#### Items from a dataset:
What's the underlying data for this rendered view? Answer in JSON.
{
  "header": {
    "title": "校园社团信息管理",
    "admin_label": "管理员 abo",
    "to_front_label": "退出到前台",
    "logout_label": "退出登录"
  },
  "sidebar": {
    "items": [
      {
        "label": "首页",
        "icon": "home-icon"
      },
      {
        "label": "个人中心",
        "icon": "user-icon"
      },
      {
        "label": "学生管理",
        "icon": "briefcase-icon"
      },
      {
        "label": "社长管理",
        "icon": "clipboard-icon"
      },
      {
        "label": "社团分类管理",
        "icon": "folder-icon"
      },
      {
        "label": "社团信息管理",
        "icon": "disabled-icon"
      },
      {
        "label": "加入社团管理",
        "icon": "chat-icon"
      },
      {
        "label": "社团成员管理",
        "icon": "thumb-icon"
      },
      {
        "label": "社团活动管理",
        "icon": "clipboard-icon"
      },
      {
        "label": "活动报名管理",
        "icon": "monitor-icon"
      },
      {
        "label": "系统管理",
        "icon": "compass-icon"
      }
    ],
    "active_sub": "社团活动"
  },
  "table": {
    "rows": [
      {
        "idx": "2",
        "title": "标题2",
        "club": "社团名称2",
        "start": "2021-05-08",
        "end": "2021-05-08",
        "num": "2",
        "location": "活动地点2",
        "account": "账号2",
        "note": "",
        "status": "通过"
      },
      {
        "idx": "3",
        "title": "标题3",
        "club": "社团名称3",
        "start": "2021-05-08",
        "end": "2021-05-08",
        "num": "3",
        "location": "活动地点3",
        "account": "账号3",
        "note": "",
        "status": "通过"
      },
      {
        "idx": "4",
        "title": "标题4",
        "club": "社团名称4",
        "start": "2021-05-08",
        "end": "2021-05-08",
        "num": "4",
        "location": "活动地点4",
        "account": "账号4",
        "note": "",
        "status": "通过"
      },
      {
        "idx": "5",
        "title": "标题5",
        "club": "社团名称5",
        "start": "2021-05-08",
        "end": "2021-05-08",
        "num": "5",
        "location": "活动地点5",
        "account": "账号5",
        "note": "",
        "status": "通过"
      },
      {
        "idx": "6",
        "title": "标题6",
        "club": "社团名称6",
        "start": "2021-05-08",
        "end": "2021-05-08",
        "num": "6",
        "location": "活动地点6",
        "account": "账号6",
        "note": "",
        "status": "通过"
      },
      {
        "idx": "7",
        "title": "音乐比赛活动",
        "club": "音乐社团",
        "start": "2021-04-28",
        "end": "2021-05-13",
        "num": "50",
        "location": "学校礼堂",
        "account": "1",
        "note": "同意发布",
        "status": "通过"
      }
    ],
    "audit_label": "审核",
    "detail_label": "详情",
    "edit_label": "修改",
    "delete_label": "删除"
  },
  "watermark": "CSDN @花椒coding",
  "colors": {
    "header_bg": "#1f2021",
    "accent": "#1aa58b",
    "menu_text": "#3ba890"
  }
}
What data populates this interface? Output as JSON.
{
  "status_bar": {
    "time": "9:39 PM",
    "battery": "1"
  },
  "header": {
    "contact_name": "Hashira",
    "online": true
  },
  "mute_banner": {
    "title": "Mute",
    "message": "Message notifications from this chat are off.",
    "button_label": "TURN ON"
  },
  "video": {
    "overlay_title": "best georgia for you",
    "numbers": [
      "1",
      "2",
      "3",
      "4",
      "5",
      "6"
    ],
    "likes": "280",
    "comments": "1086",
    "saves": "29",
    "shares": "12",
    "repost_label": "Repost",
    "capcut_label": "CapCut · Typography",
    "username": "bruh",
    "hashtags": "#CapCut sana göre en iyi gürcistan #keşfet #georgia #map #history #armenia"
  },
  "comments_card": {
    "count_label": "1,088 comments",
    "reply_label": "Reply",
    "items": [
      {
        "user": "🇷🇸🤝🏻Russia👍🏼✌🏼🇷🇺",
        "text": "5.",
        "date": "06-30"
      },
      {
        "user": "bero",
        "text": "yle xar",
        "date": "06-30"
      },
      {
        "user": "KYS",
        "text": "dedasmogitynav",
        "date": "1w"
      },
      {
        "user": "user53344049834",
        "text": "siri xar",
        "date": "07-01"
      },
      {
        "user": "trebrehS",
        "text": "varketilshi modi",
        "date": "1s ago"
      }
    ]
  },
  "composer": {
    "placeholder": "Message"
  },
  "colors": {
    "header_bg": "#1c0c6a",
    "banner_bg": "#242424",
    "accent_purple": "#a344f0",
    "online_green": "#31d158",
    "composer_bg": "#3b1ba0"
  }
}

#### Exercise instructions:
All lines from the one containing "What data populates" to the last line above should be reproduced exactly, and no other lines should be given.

#### Task solution:
What data populates this interface? Output as JSON.
{
  "status_bar": {
    "time": "9:39 PM",
    "battery": "1"
  },
  "header": {
    "contact_name": "Hashira",
    "online": true
  },
  "mute_banner": {
    "title": "Mute",
    "message": "Message notifications from this chat are off.",
    "button_label": "TURN ON"
  },
  "video": {
    "overlay_title": "best georgia for you",
    "numbers": [
      "1",
      "2",
      "3",
      "4",
      "5",
      "6"
    ],
    "likes": "280",
    "comments": "1086",
    "saves": "29",
    "shares": "12",
    "repost_label": "Repost",
    "capcut_label": "CapCut · Typography",
    "username": "bruh",
    "hashtags": "#CapCut sana göre en iyi gürcistan #keşfet #georgia #map #history #armenia"
  },
  "comments_card": {
    "count_label": "1,088 comments",
    "reply_label": "Reply",
    "items": [
      {
        "user": "🇷🇸🤝🏻Russia👍🏼✌🏼🇷🇺",
        "text": "5.",
        "date": "06-30"
      },
      {
        "user": "bero",
        "text": "yle xar",
        "date": "06-30"
      },
      {
        "user": "KYS",
        "text": "dedasmogitynav",
        "date": "1w"
      },
      {
        "user": "user53344049834",
        "text": "siri xar",
        "date": "07-01"
      },
      {
        "user": "trebrehS",
        "text": "varketilshi modi",
        "date": "1s ago"
      }
    ]
  },
  "composer": {
    "placeholder": "Message"
  },
  "colors": {
    "header_bg": "#1c0c6a",
    "banner_bg": "#242424",
    "accent_purple": "#a344f0",
    "online_green": "#31d158",
    "composer_bg": "#3b1ba0"
  }
}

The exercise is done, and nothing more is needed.